**WHAT IS REQUIRED:** Copy out every record that follows, word for word.

Items from an interface collection:
=====
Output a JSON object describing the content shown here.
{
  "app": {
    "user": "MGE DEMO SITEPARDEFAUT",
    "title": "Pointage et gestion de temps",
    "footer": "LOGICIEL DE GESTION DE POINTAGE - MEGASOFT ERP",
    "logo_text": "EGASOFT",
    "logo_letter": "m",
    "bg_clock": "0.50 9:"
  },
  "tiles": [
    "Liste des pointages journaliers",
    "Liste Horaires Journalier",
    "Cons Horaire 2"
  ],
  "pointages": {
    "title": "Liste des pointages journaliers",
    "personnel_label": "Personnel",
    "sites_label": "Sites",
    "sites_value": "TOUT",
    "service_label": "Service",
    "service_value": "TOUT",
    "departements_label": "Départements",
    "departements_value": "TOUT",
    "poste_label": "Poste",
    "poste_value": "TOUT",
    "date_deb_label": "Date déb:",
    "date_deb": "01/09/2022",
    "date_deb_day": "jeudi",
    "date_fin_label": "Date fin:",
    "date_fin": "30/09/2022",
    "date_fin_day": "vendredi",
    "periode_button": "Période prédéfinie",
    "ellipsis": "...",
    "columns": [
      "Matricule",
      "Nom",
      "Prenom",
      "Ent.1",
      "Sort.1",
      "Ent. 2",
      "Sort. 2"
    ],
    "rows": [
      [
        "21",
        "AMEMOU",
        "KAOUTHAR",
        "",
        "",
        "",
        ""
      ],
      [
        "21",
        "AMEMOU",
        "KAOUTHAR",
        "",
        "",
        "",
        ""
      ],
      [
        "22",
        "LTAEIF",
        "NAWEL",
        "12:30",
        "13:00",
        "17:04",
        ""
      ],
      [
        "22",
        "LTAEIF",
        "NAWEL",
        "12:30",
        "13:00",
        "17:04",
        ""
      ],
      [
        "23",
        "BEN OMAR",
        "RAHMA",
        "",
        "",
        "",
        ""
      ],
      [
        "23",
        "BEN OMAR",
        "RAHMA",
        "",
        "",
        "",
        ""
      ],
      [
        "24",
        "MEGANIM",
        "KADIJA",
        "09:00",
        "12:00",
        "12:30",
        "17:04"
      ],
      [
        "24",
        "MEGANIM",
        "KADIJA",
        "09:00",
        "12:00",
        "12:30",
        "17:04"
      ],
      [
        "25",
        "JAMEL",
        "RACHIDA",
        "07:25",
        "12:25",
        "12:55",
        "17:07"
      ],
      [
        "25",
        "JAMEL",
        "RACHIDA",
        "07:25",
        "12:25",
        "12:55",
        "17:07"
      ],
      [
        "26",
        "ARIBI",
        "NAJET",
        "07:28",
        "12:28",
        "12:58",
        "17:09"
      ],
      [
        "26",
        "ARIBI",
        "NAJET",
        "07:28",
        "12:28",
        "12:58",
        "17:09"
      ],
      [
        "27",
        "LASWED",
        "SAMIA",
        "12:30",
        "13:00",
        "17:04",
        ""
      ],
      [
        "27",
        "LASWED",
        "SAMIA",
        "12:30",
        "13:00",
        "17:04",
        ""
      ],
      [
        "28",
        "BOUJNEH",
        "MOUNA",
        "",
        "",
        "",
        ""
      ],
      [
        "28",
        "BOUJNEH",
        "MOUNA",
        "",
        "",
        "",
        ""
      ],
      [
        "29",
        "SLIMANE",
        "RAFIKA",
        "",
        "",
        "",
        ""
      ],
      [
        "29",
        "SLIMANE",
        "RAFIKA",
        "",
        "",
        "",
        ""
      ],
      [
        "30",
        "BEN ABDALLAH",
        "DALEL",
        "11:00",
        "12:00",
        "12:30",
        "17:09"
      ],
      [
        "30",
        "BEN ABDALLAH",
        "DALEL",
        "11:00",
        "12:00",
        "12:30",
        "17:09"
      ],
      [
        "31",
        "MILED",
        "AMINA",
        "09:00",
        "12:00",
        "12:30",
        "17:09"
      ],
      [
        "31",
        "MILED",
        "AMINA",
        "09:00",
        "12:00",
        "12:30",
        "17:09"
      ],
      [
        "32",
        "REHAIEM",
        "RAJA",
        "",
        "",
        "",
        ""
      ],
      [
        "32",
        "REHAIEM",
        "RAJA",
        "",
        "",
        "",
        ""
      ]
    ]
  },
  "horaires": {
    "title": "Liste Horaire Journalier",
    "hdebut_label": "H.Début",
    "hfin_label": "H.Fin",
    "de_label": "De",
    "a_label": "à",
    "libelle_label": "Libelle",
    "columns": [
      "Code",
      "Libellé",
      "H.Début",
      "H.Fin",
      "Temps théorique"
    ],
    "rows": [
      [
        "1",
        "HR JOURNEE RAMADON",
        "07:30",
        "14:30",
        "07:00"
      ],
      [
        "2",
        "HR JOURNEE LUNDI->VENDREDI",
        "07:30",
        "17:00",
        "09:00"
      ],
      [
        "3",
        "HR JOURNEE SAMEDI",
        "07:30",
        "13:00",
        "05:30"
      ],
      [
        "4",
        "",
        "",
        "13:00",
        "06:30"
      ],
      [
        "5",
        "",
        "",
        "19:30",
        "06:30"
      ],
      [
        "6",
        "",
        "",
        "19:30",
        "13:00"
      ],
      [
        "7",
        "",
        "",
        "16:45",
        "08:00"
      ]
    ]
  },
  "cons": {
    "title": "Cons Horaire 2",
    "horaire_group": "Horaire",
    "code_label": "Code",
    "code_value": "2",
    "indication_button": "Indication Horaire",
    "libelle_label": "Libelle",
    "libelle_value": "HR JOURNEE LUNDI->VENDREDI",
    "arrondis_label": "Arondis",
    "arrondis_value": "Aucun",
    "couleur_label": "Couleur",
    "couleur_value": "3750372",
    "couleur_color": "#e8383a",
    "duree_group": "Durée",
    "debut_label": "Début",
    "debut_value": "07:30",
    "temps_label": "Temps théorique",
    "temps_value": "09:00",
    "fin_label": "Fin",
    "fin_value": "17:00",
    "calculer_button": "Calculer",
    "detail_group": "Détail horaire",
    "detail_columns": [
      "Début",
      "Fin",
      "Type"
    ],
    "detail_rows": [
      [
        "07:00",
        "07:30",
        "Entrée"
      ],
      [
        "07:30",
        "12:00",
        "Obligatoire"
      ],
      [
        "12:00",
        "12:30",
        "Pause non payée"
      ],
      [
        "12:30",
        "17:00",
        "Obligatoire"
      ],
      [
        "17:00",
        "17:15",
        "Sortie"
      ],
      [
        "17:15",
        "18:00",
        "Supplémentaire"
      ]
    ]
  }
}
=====
**SOLUTION TO THE EXERCISE:**
Output a JSON object describing the content shown here.
{
  "app": {
    "user": "MGE DEMO SITEPARDEFAUT",
    "title": "Pointage et gestion de temps",
    "footer": "LOGICIEL DE GESTION DE POINTAGE - MEGASOFT ERP",
    "logo_text": "EGASOFT",
    "logo_letter": "m",
    "bg_clock": "0.50 9:"
  },
  "tiles": [
    "Liste des pointages journaliers",
    "Liste Horaires Journalier",
    "Cons Horaire 2"
  ],
  "pointages": {
    "title": "Liste des pointages journaliers",
    "personnel_label": "Personnel",
    "sites_label": "Sites",
    "sites_value": "TOUT",
    "service_label": "Service",
    "service_value": "TOUT",
    "departements_label": "Départements",
    "departements_value": "TOUT",
    "poste_label": "Poste",
    "poste_value": "TOUT",
    "date_deb_label": "Date déb:",
    "date_deb": "01/09/2022",
    "date_deb_day": "jeudi",
    "date_fin_label": "Date fin:",
    "date_fin": "30/09/2022",
    "date_fin_day": "vendredi",
    "periode_button": "Période prédéfinie",
    "ellipsis": "...",
    "columns": [
      "Matricule",
      "Nom",
      "Prenom",
      "Ent.1",
      "Sort.1",
      "Ent. 2",
      "Sort. 2"
    ],
    "rows": [
      [
        "21",
        "AMEMOU",
        "KAOUTHAR",
        "",
        "",
        "",
        ""
      ],
      [
        "21",
        "AMEMOU",
        "KAOUTHAR",
        "",
        "",
        "",
        ""
      ],
      [
        "22",
        "LTAEIF",
        "NAWEL",
        "12:30",
        "13:00",
        "17:04",
        ""
      ],
      [
        "22",
        "LTAEIF",
        "NAWEL",
        "12:30",
        "13:00",
        "17:04",
        ""
      ],
      [
        "23",
        "BEN OMAR",
        "RAHMA",
        "",
        "",
        "",
        ""
      ],
      [
        "23",
        "BEN OMAR",
        "RAHMA",
        "",
        "",
        "",
        ""
      ],
      [
        "24",
        "MEGANIM",
        "KADIJA",
        "09:00",
        "12:00",
        "12:30",
        "17:04"
      ],
      [
        "24",
        "MEGANIM",
        "KADIJA",
        "09:00",
        "12:00",
        "12:30",
        "17:04"
      ],
      [
        "25",
        "JAMEL",
        "RACHIDA",
        "07:25",
        "12:25",
        "12:55",
        "17:07"
      ],
      [
        "25",
        "JAMEL",
        "RACHIDA",
        "07:25",
        "12:25",
        "12:55",
        "17:07"
      ],
      [
        "26",
        "ARIBI",
        "NAJET",
        "07:28",
        "12:28",
        "12:58",
        "17:09"
      ],
      [
        "26",
        "ARIBI",
        "NAJET",
        "07:28",
        "12:28",
        "12:58",
        "17:09"
      ],
      [
        "27",
        "LASWED",
        "SAMIA",
        "12:30",
        "13:00",
        "17:04",
        ""
      ],
      [
        "27",
        "LASWED",
        "SAMIA",
        "12:30",
        "13:00",
        "17:04",
        ""
      ],
      [
        "28",
        "BOUJNEH",
        "MOUNA",
        "",
        "",
        "",
        ""
      ],
      [
        "28",
        "BOUJNEH",
        "MOUNA",
        "",
        "",
        "",
        ""
      ],
      [
        "29",
        "SLIMANE",
        "RAFIKA",
        "",
        "",
        "",
        ""
      ],
      [
        "29",
        "SLIMANE",
        "RAFIKA",
        "",
        "",
        "",
        ""
      ],
      [
        "30",
        "BEN ABDALLAH",
        "DALEL",
        "11:00",
        "12:00",
        "12:30",
        "17:09"
      ],
      [
        "30",
        "BEN ABDALLAH",
        "DALEL",
        "11:00",
        "12:00",
        "12:30",
        "17:09"
      ],
      [
        "31",
        "MILED",
        "AMINA",
        "09:00",
        "12:00",
        "12:30",
        "17:09"
      ],
      [
        "31",
        "MILED",
        "AMINA",
        "09:00",
        "12:00",
        "12:30",
        "17:09"
      ],
      [
        "32",
        "REHAIEM",
        "RAJA",
        "",
        "",
        "",
        ""
      ],
      [
        "32",
        "REHAIEM",
        "RAJA",
        "",
        "",
        "",
        ""
      ]
    ]
  },
  "horaires": {
    "title": "Liste Horaire Journalier",
    "hdebut_label": "H.Début",
    "hfin_label": "H.Fin",
    "de_label": "De",
    "a_label": "à",
    "libelle_label": "Libelle",
    "columns": [
      "Code",
      "Libellé",
      "H.Début",
      "H.Fin",
      "Temps théorique"
    ],
    "rows": [
      [
        "1",
        "HR JOURNEE RAMADON",
        "07:30",
        "14:30",
        "07:00"
      ],
      [
        "2",
        "HR JOURNEE LUNDI->VENDREDI",
        "07:30",
        "17:00",
        "09:00"
      ],
      [
        "3",
        "HR JOURNEE SAMEDI",
        "07:30",
        "13:00",
        "05:30"
      ],
      [
        "4",
        "",
        "",
        "13:00",
        "06:30"
      ],
      [
        "5",
        "",
        "",
        "19:30",
        "06:30"
      ],
      [
        "6",
        "",
        "",
        "19:30",
        "13:00"
      ],
      [
        "7",
        "",
        "",
        "16:45",
        "08:00"
      ]
    ]
  },
  "cons": {
    "title": "Cons Horaire 2",
    "horaire_group": "Horaire",
    "code_label": "Code",
    "code_value": "2",
    "indication_button": "Indication Horaire",
    "libelle_label": "Libelle",
    "libelle_value": "HR JOURNEE LUNDI->VENDREDI",
    "arrondis_label": "Arondis",
    "arrondis_value": "Aucun",
    "couleur_label": "Couleur",
    "couleur_value": "3750372",
    "couleur_color": "#e8383a",
    "duree_group": "Durée",
    "debut_label": "Début",
    "debut_value": "07:30",
    "temps_label": "Temps théorique",
    "temps_value": "09:00",
    "fin_label": "Fin",
    "fin_value": "17:00",
    "calculer_button": "Calculer",
    "detail_group": "Détail horaire",
    "detail_columns": [
      "Début",
      "Fin",
      "Type"
    ],
    "detail_rows": [
      [
        "07:00",
        "07:30",
        "Entrée"
      ],
      [
        "07:30",
        "12:00",
        "Obligatoire"
      ],
      [
        "12:00",
        "12:30",
        "Pause non payée"
      ],
      [
        "12:30",
        "17:00",
        "Obligatoire"
      ],
      [
        "17:00",
        "17:15",
        "Sortie"
      ],
      [
        "17:15",
        "18:00",
        "Supplémentaire"
      ]
    ]
  }
}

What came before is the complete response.